Giving Tuesday = Triple donations! Free Crystal Art Greeting Card w $50 product purchase! Orders $75 and over ship for free
VIP Club Price: 15.29
Paris is certainly the home of fashion, and the best designs were featured in Le Bon Ton fashion magazine. This was the oracle for what a lady should wear. In November 1903, all eyes were on the pages of this classic French journal. Today, you get a chance to own a little bit of Parisian fashion in your own home. This 1000 piece Bon Ton Magazine Cover 1903 puzzle is beautiful: an elegant lady looks out as the epitome of style. The puzzle is made in Austria to exacting standards and the detail, color, and robust board all make this a quality item. The rich blue and silver-grey color contrast wonderfully with the red dress. Owning this 27” x 19” puzzle is like having a little bit of haute-couture.
Warning: Choking hazard. Small parts. Not for children under 3.
Tricky hard but worth it! Well, not hard in the way a “busy” puzzle is, when pieces with multiple colors make it difficult to know where they will go in the puzzle. For this beautiful illustration, once carefully sorted, where the pieces go is quite clear. Tricky, but clear. (See more in “Construction”.)
Quality: I knew from the moment I saw this puzzle, I would want to do it. This is my favorite kind of puzzle; I truly enjoy piecing large areas of similar color. Despite “tricky”, in that regard it did not disappoint. There were, however, some quality issues that detracted from the ultimate enjoyment. Loose piece fit - the worst I’ve seen so far. Even 2 pieces fell apart when trying to pick them up. False fits - I found them throughout the puzzle. Lesser things were noticeable puzzle dust and an overly large box which held only the sealed plastic bag of pieces; there was no poster. Color match of the full box top picture to the pieces was fine. For the pieces themselves — they were great! Practically matte finish, all the traditional shapes were present, but the vast majority were the 2 ins / 2 outs variety. None of them were together uncut or in any way damaged, and none were missing.
Getting started: Find the edge pieces and sort by color. Another benefit of puzzles with few colors — it does cut down on my least favorite puzzling chore. Sorting — I do it painstakingly for every puzzle because it makes the construction phase so much more satisfying. I even sub-sort the initial sorting to pull out objects or color variations. For this puzzle, I did all the sorting while finding the edge pieces. That included red, brown, blue, blue with white, half blue / half white, each style of lettering, the face, a very handy row of red, gray and blue pieces, and the distinguishable colors of the background.

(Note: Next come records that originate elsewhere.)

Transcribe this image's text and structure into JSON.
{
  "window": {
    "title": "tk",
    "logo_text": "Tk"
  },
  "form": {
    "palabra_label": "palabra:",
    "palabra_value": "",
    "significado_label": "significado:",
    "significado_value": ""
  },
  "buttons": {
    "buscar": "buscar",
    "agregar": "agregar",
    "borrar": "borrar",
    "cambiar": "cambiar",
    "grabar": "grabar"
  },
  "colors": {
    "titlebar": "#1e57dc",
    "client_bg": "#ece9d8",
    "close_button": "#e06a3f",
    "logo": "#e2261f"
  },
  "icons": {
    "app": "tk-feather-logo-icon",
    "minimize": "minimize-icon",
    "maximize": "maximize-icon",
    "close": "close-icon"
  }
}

Construction: Because the frame would offer very little color information and a big chance for false fits, I did not build it first. I laid out all the red pieces by color and shape. Starting with that handy row mentioned above, I put the lady together from skirt bottom to face, adorned her with hat, gloves and muff; she was fashionably ready for Fall, 1903. I filled in the darkest of the background pieces surrounding her. Then, I found the frame pieces that went along that part of the bottom edge, those with the large white “S”, and the two with the small bannered text on the right side. Next, I pieced together all the text and placed it where it might go. I added the row above BON TON and to that, more frame pieces.
I admit it, most of the rest of the construction was pretty tricky. The left hand blue column - ugh! All those little bugs and intricate details. Thing is I loved every minute of the hours it took. Eventually, I was also able to build the inside frames (a line around the entire illustration, and a double line around the central feature) with the sorted pieces. With that, the remaining edge pieces could go where they belonged!
The trickiest part came last. The background - oh boy. So many variations in tone and color not seen at first glance. I tried to sort them all out by color and shape, yes, TRICKY! For one thing, as previously stated, most of them were the same shape. I was often reduced to finding pieces by the shape of tabs and holes. Then the color — this was not like doing a gradient puzzle — the color changed midstream everywhere. Very little of it is actually “white”. Yet again, I was having fun! For me, every piece I finally place is like a reward. I’ve done “busy”, it takes me no less time. More work than fun, and truly less joyful - I know there are a lot of puzzlers with an opposite view. I so appreciate that puzzling offers personal choice.
Conclusion: I know I said this puzzle was tricky hard. It did offer challenges along the way, but more in time and patience than in complicated design. And, I’m slow, my hours might be your minutes. All I know is I had fun, and for the time I spent puzzling my mind was clear and I was calm. However that happens, it’s a gift.
This puzzle was great to make. It was a little challenging with the all-white color, but who doesn't like a challenge.